* Linux OS with SCTP support
* JRE 1.7(Java SE Runtime Environment) or above
Here is a Link to Download SS7 Assessment Tool: SafeSeven.Zip
And Here is Link To Download JRE 8 (Java SE Runtime Environment): JRE 8 For Linux.tar.gz
JDK 7u6 and later releases include JavaFX SDK (version 2.2 or later). The JavaFX SDK and Runtime are installed and integrated into the standard JDK directory structure.
For information about how to work with JavaFX, see http://docs.oracle.com/javase/8/javase-clienttechnologies.html
Installation of the 64-bit JRE on Linux Platforms
This procedure installs the Java Runtime Environment (JRE) for 64-bit Linux, using an archive binary file (.tar.gz). These instructions use the following file:
Download the file. Before the file can be downloaded, you must accept the license agreement. The archive binary can be installed by anyone (not only root users), in any location that you can write to. However, only the root user can install the JDK into the system location.
Change directory to the location where you would
like the JDK to be installed, then move the .tar.gz
archive binary to the current directory.
Unpack the tarball and install the JRE:
% tar zxvf jre-8uversion-linux-x64.tar.gz
The Java Development Kit files are installed in a directory called jdk1.8.0_version in the current directory.
Delete the .tar.gz file if you want to save disk space.
Now, Extract the safeseven files to your home directory. Now Open WireShark.(well, Wireshark is preinstalled in Kali Linux)
Choose “SCTP” Protocol & Start capturing data packets.
Then Open Terminal. I’m Writing Here Few Commands For Using the Java.Jar Files;
<Before Running Client On Actual SS7 Network>
Edit client_config file(Edit Details of Orange Marked Area)
SERVER_IP=”IP of STP you are connecting to”
CLIENT_IP=”IP address provisioned for you in STP”
CLIENT_PORT=”client provisioned port”
IS_SERVER=FALSE “should be always false”
Local_SPC=”point code assigned to you”
Remote_SPC=”point code of STP”
Routing_Context=”routing context assigned to you by STP”
Local_GT=”Local global title assigned to you”
Remote_GT=”remote Global title you are testing”
<#Commands For Simulating SS7 Network/#>
java -jar server.jar hlr_config
java -jar server.jar vlr_config
java -jar STP.jar stp_config
<#Commands For Running SafeSeven/#>
SMS Related Operations:
java -jar SMS.jar client_config
USSD Related Operations:
java -jar ussd.jar client_config
Call Related Operations:
java -jar Call_Handling.jar client_config
Mobility Related Operations:
java -jar Mobility.jar client_config
Here Are Some Steps To Intercepting SMS By Using MapSMS.jar:
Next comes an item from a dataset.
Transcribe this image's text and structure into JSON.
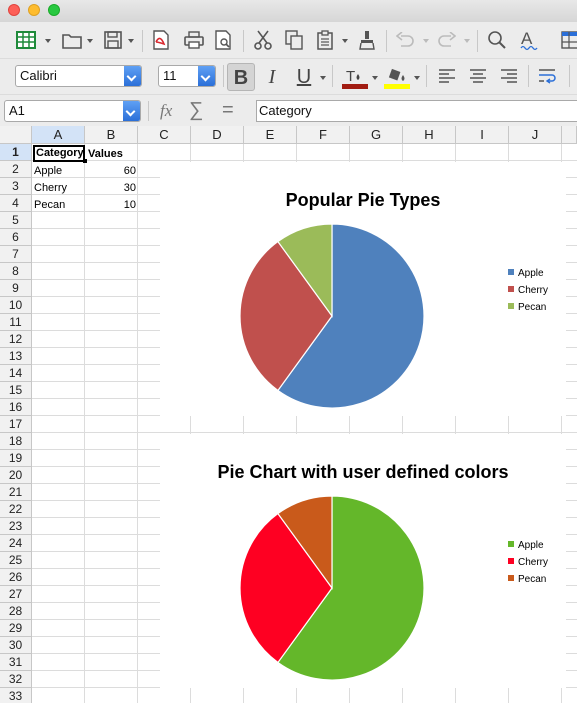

1. The attacker sends request SendRoutingInfoForSM addressing MAP(Mobile Application Part) message by MSISDN(Target Phone Number)
2.HLR(Home Resource Locator) replies with own address, serving MSC address, IMSI(The International Mobile Subscriber Identity (IMSI) is an internationally standardized unique number to identify a mobile subscriber. The IMSI is defined in ITU-T Recommendation E.212. The IMSI consists of a Mobile Country Code (MCC), a Mobile Network Code (MNC) and a Mobile Station Identification Number (MSIN).)
1. Attacker registers Target Phone Number On the fake MSC
2. HLR sets up a new location for our target number
3.HLR asks real MSC to release a memory
1. Someone sends SMS to Target Number
2. MSC translates the SMS to SMS-C
3. SMS-C requests HLR for Target number’s location
4. HLR replies with a fake MSC address
5. SMS-C translates SMS to the fake MSC & Your Wireshark captures SMS
There It is…
If you want to more develop on this by your self so you can download following program:
JDK(Java Development Kit) 8 Download